Find springtails information at Animal Diversity Web
2 to 12 mm
(0.08 to 0.47 in)
The springtails are soft-bodied, oval or roundish shaped, primitive insects. Their bodies are made up of six or fewer segments and they lack wings. Although many species have small eyes, some are nearly or totally blind. Their antennae are segmented. They occur in a range of colors including whitish, yellowish, brown, gray, bluish, or black, and they may be mottled.
Collembola have biting mouthparts that are entognathous. That is, the mouthparts are mostly retracted into the head. Some springtails have mandibles with well-developed molars. Others are fluid feeders, having stylet-like mouthparts. For these springtails, on the ventral side of the first abdominal segment, there is a tube-like structure called a collophore. This structure is the site of water uptake.

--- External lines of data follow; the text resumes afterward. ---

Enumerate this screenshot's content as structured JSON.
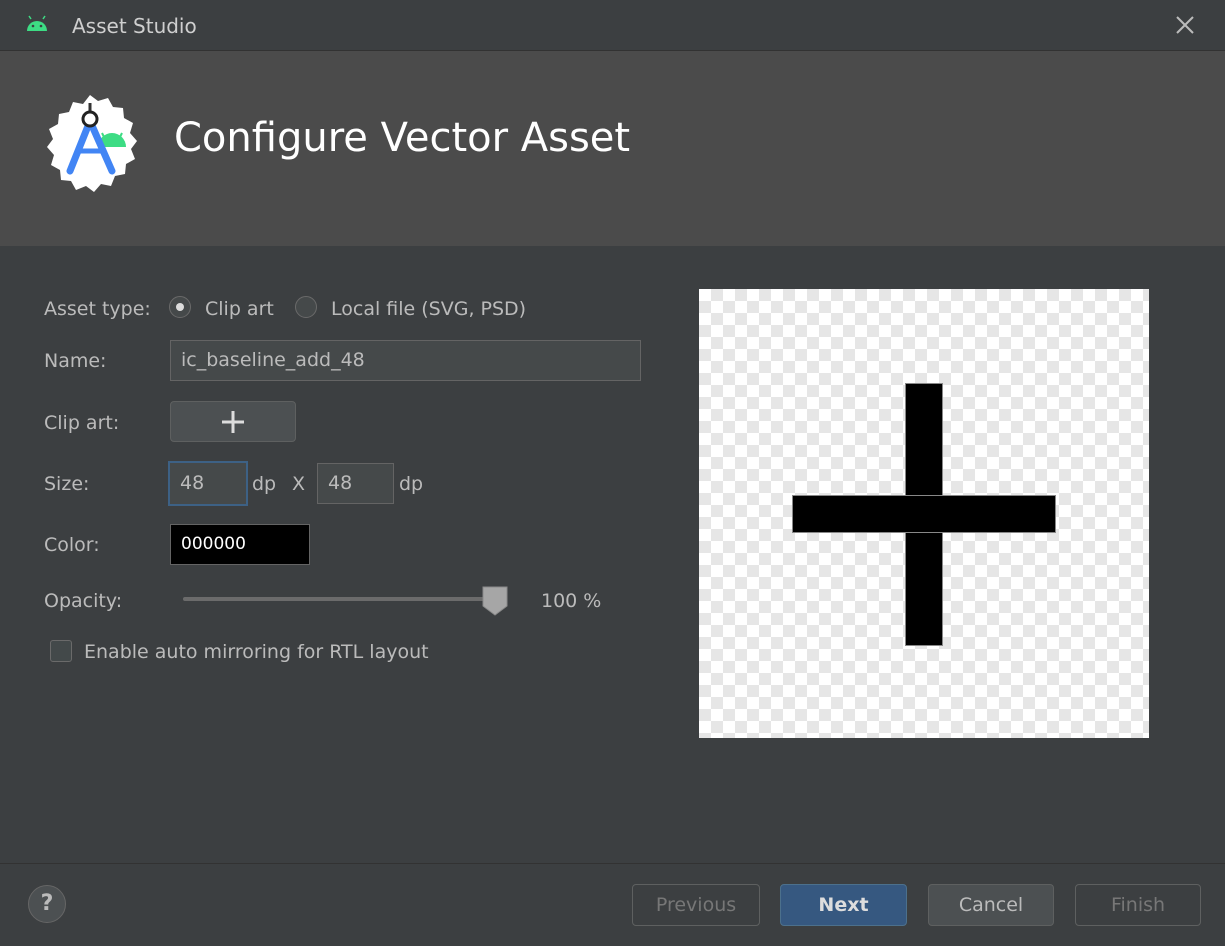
{
  "window": {
    "title": "Asset Studio"
  },
  "header": {
    "heading": "Configure Vector Asset"
  },
  "form": {
    "asset_type_label": "Asset type:",
    "asset_type_options": [
      {
        "label": "Clip art",
        "checked": true
      },
      {
        "label": "Local file (SVG, PSD)",
        "checked": false
      }
    ],
    "name_label": "Name:",
    "name_value": "ic_baseline_add_48",
    "clip_art_label": "Clip art:",
    "size_label": "Size:",
    "width_value": "48",
    "width_unit": "dp",
    "size_separator": "X",
    "height_value": "48",
    "height_unit": "dp",
    "color_label": "Color:",
    "color_value": "000000",
    "opacity_label": "Opacity:",
    "opacity_value": 100,
    "opacity_text": "100 %",
    "rtl_label": "Enable auto mirroring for RTL layout",
    "rtl_checked": false
  },
  "footer": {
    "help_label": "?",
    "previous_label": "Previous",
    "next_label": "Next",
    "cancel_label": "Cancel",
    "finish_label": "Finish"
  },
  "icons": {
    "window": "android-icon",
    "logo": "android-studio-logo",
    "close": "close-icon",
    "clip_art": "add-icon",
    "help": "help-icon"
  },
  "colors": {
    "accent": "#365880",
    "focus_border": "#3d6185",
    "selected_color": "#000000",
    "android_green": "#3ddc84",
    "studio_blue": "#4285f4"
  }
}
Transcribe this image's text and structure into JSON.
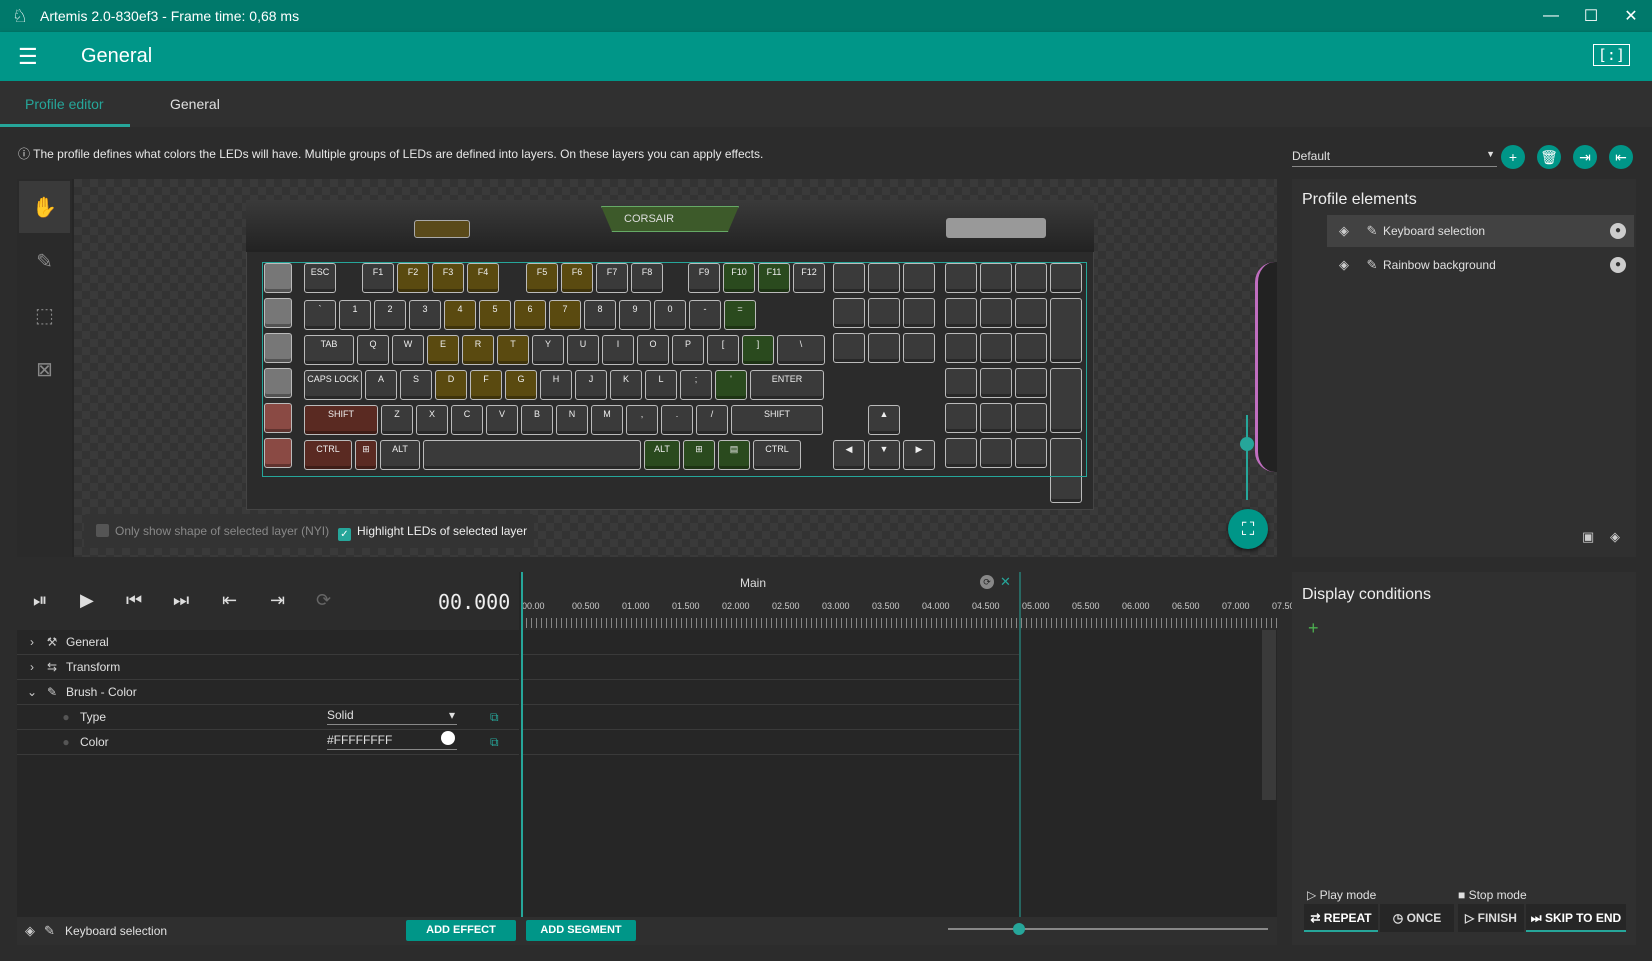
{
  "window": {
    "title": "Artemis 2.0-830ef3 - Frame time: 0,68 ms"
  },
  "appbar": {
    "title": "General"
  },
  "tabs": [
    {
      "label": "Profile editor"
    },
    {
      "label": "General"
    }
  ],
  "info": {
    "text": "The profile defines what colors the LEDs will have. Multiple groups of LEDs are defined into layers. On these layers you can apply effects."
  },
  "visualizer": {
    "option_shape": "Only show shape of selected layer (NYI)",
    "option_highlight": "Highlight LEDs of selected layer",
    "keyboard_brand": "CORSAIR"
  },
  "profile": {
    "selected": "Default"
  },
  "profile_elements": {
    "header": "Profile elements",
    "items": [
      {
        "label": "Keyboard selection",
        "selected": true
      },
      {
        "label": "Rainbow background",
        "selected": false
      }
    ]
  },
  "timeline": {
    "time": "00.000",
    "segment": "Main",
    "ticks": [
      "00.00",
      "00.500",
      "01.000",
      "01.500",
      "02.000",
      "02.500",
      "03.000",
      "03.500",
      "04.000",
      "04.500",
      "05.000",
      "05.500",
      "06.000",
      "06.500",
      "07.000",
      "07.50"
    ],
    "properties": [
      {
        "label": "General",
        "indent": 0,
        "arrow": "›"
      },
      {
        "label": "Transform",
        "indent": 0,
        "arrow": "›"
      },
      {
        "label": "Brush - Color",
        "indent": 0,
        "arrow": "⌄"
      },
      {
        "label": "Type",
        "indent": 1,
        "value": "Solid"
      },
      {
        "label": "Color",
        "indent": 1,
        "value": "#FFFFFFFF"
      }
    ],
    "footer_layer": "Keyboard selection",
    "add_effect": "ADD EFFECT",
    "add_segment": "ADD SEGMENT"
  },
  "display_conditions": {
    "header": "Display conditions",
    "play_mode": "Play mode",
    "stop_mode": "Stop mode",
    "repeat": "REPEAT",
    "once": "ONCE",
    "finish": "FINISH",
    "skip_to_end": "SKIP TO END"
  },
  "keys_row0": [
    "ESC",
    "F1",
    "F2",
    "F3",
    "F4",
    "F5",
    "F6",
    "F7",
    "F8",
    "F9",
    "F10",
    "F11",
    "F12"
  ],
  "keys_row1": [
    "`",
    "1",
    "2",
    "3",
    "4",
    "5",
    "6",
    "7",
    "8",
    "9",
    "0",
    "-",
    "="
  ],
  "keys_row2": [
    "TAB",
    "Q",
    "W",
    "E",
    "R",
    "T",
    "Y",
    "U",
    "I",
    "O",
    "P",
    "[",
    "]",
    "\\"
  ],
  "keys_row3": [
    "CAPS LOCK",
    "A",
    "S",
    "D",
    "F",
    "G",
    "H",
    "J",
    "K",
    "L",
    ";",
    "'",
    "ENTER"
  ],
  "keys_row4": [
    "SHIFT",
    "Z",
    "X",
    "C",
    "V",
    "B",
    "N",
    "M",
    ",",
    ".",
    "/",
    "SHIFT"
  ],
  "keys_row5": [
    "CTRL",
    "⊞",
    "ALT",
    "",
    "ALT",
    "⊞",
    "▤",
    "CTRL"
  ],
  "colors": {
    "accent": "#009688",
    "accent_dark": "#00796b",
    "accent_light": "#26a69a"
  }
}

A forked structure or furcula is located on the ventral side of the fourth abdominal segment. This structure is used to propel Collembola through the air. A springtail that is 3 to 6 mm long can leap 75 to 100 mm. When a springtail is at rest, the furcula is held in place by a clasp-like structure called the retinaculum that is located on the third abdominal segment.
There are at least 6500 species in this group. They occur worldwide. Seven familiies of Collembola occur in North America north of Mexico.

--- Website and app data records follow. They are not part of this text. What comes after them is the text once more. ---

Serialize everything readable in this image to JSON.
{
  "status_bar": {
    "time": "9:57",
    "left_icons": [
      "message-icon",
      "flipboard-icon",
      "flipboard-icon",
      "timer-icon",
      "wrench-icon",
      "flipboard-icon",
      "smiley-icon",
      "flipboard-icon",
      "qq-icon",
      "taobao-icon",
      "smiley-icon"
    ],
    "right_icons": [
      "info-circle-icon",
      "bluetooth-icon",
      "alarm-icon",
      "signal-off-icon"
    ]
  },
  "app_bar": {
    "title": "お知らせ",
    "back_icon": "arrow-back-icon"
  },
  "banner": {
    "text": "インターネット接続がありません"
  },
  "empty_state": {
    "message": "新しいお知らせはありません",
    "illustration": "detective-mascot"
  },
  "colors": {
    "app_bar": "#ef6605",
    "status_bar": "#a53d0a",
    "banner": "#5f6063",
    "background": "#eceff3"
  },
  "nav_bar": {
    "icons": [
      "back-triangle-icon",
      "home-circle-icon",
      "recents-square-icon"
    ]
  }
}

Springtails are mainly soil animals. They can be found in soil, leaf litter, fungi, caves, under snow fields, under the bark of trees, and decaying logs. In addition, they can be found on the surface of freshwater pools, along seashores, on vegetation, and in the nests of termites and ants.
Springtails can be found in extremely high numbers in a small area of soil or other organic material. For example, 100,000 springtails can be found per square meter of surface soil.
Development is ametabolous in that the only difference between nymphs and adults is size. That is, appearance is the same among all life cycle stages. In addition, development is epimorphic in that a constant number of segments is present among immature and adult forms. Springtails are sexually mature after five molts, and will continue to molt throughout their lifetime.
These animals have no parental care
no parental involvement.
During drought conditions, some species of Collembola are said to build shelters using their own feces.
From the family Poduridae, some springtails have the ability to emit light. For some, a continuous glow is emitted, and for others, the entire body glows for 5 to 10 seconds.
Collembola antennae are used as tactile, olfactory, and sometimes auditory organs.
Although many species are herbivorous, others are carnivorous feeding on other springtails, nematodes and other small arthropods. Those springtails living in leaf litter and soil usually feed on fungi, plant material, feces and algae.
Springtails use their forked tail to jump away. Some produce toxic chemicals for protection too.
There are a few species of Collembola that feed on live plant material, but most are beneficial to plants. Some feed primarily around the roots of plants and keep harmful bacteria and fungi from building to toxic levels that would kill the plant. These springtails also help to transport good fungi and bacteria to the area around the plant. Springtails contribute nutrients to soil because they speed up the process of decay and deposit nutrient rich feces back into the earth.
Occasionally, springtails cause damage in gardens, greenhouses, and mushroom cellars.
Collembola are important for enrichment of soil.
Collecting: You can find springtails by carefully turning over bark, checking along the edges of ponds, and of course, almost anywhere organic matter is present. Collembola should be preserved in 70% ethyl alcohol. They may also be slide mounted for species level identification.